- TASK STATEMENT -
Note how many lines of the data below hold the word "book", then give that number with no other text.

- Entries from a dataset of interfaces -
※

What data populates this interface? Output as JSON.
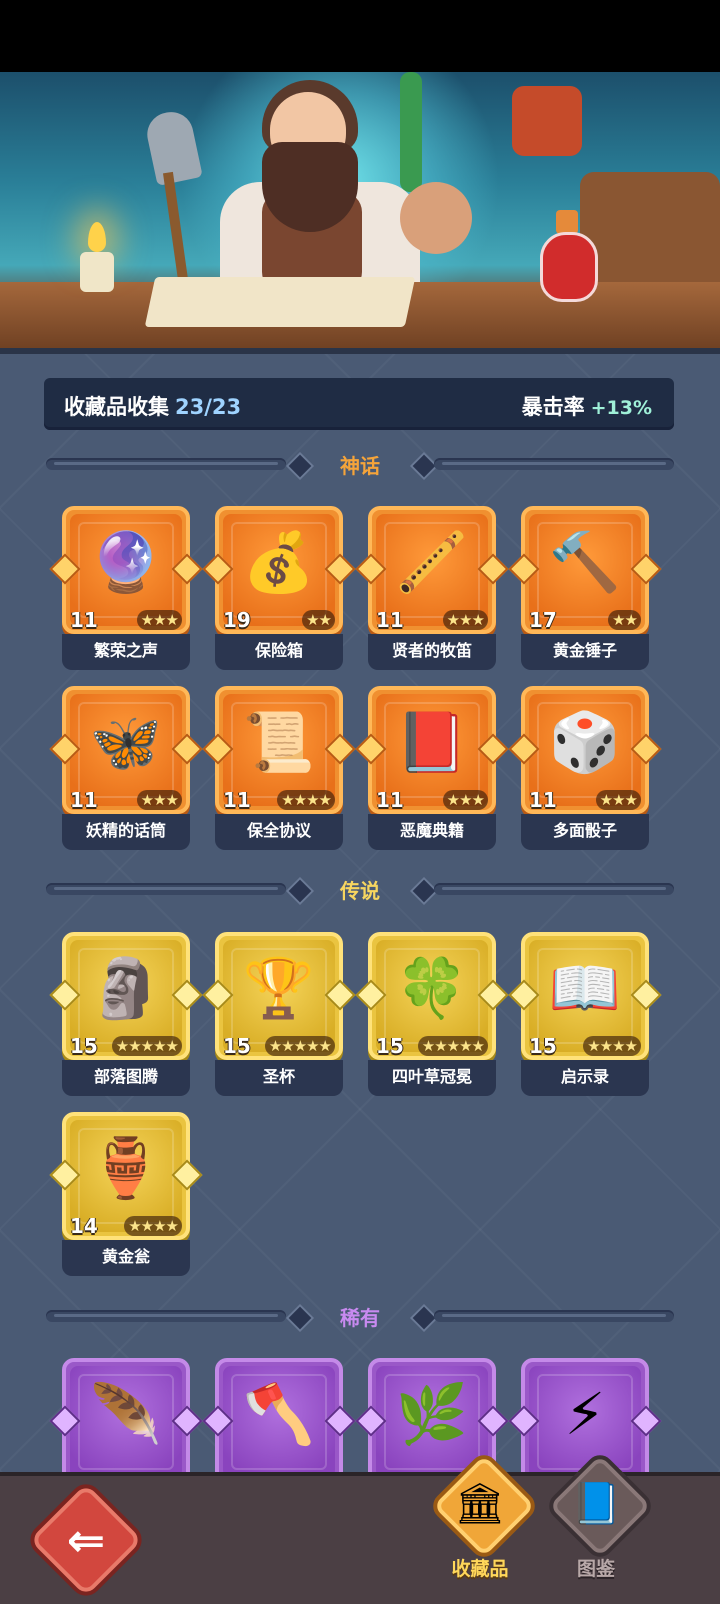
{
  "colors": {
    "mythic": "#f09030",
    "legendary": "#eac440",
    "rare": "#9a58c8",
    "background": "#4a5a74",
    "mythic_title": "#f5a43a",
    "legendary_title": "#f7d660",
    "rare_title": "#c88af0"
  },
  "stats": {
    "label": "收藏品收集",
    "count": "23/23",
    "bonus_label": "暴击率",
    "bonus_value": "+13%"
  },
  "sections": {
    "mythic": {
      "title": "神话"
    },
    "legendary": {
      "title": "传说"
    },
    "rare": {
      "title": "稀有"
    }
  },
  "items": {
    "mythic": [
      {
        "name": "繁荣之声",
        "level": "11",
        "stars": "★★★",
        "icon": "blue-spirit-icon"
      },
      {
        "name": "保险箱",
        "level": "19",
        "stars": "★★",
        "icon": "treasure-chest-icon"
      },
      {
        "name": "贤者的牧笛",
        "level": "11",
        "stars": "★★★",
        "icon": "flute-icon"
      },
      {
        "name": "黄金锤子",
        "level": "17",
        "stars": "★★",
        "icon": "hammer-icon"
      },
      {
        "name": "妖精的话筒",
        "level": "11",
        "stars": "★★★",
        "icon": "fairy-microphone-icon"
      },
      {
        "name": "保全协议",
        "level": "11",
        "stars": "★★★★",
        "icon": "contract-scroll-icon"
      },
      {
        "name": "恶魔典籍",
        "level": "11",
        "stars": "★★★",
        "icon": "demon-book-icon"
      },
      {
        "name": "多面骰子",
        "level": "11",
        "stars": "★★★",
        "icon": "dice-icon"
      }
    ],
    "legendary": [
      {
        "name": "部落图腾",
        "level": "15",
        "stars": "★★★★★",
        "icon": "totem-icon"
      },
      {
        "name": "圣杯",
        "level": "15",
        "stars": "★★★★★",
        "icon": "chalice-icon"
      },
      {
        "name": "四叶草冠冕",
        "level": "15",
        "stars": "★★★★★",
        "icon": "clover-crown-icon"
      },
      {
        "name": "启示录",
        "level": "15",
        "stars": "★★★★",
        "icon": "open-book-icon"
      },
      {
        "name": "黄金瓮",
        "level": "14",
        "stars": "★★★★",
        "icon": "golden-urn-icon"
      }
    ],
    "rare": [
      {
        "icon": "feather-icon"
      },
      {
        "icon": "axe-icon"
      },
      {
        "icon": "vine-icon"
      },
      {
        "icon": "lightning-card-icon"
      }
    ]
  },
  "glyphs": {
    "mythic": [
      "🔮",
      "💰",
      "🪈",
      "🔨",
      "🦋",
      "📜",
      "📕",
      "🎲"
    ],
    "legendary": [
      "🗿",
      "🏆",
      "🍀",
      "📖",
      "🏺"
    ],
    "rare": [
      "🪶",
      "🪓",
      "🌿",
      "⚡"
    ]
  },
  "nav": {
    "back_arrow": "⇐",
    "collection_label": "收藏品",
    "collection_icon": "🏛",
    "encyclopedia_label": "图鉴",
    "encyclopedia_icon": "📘"
  }
}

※

- TASK SOLUTION -
2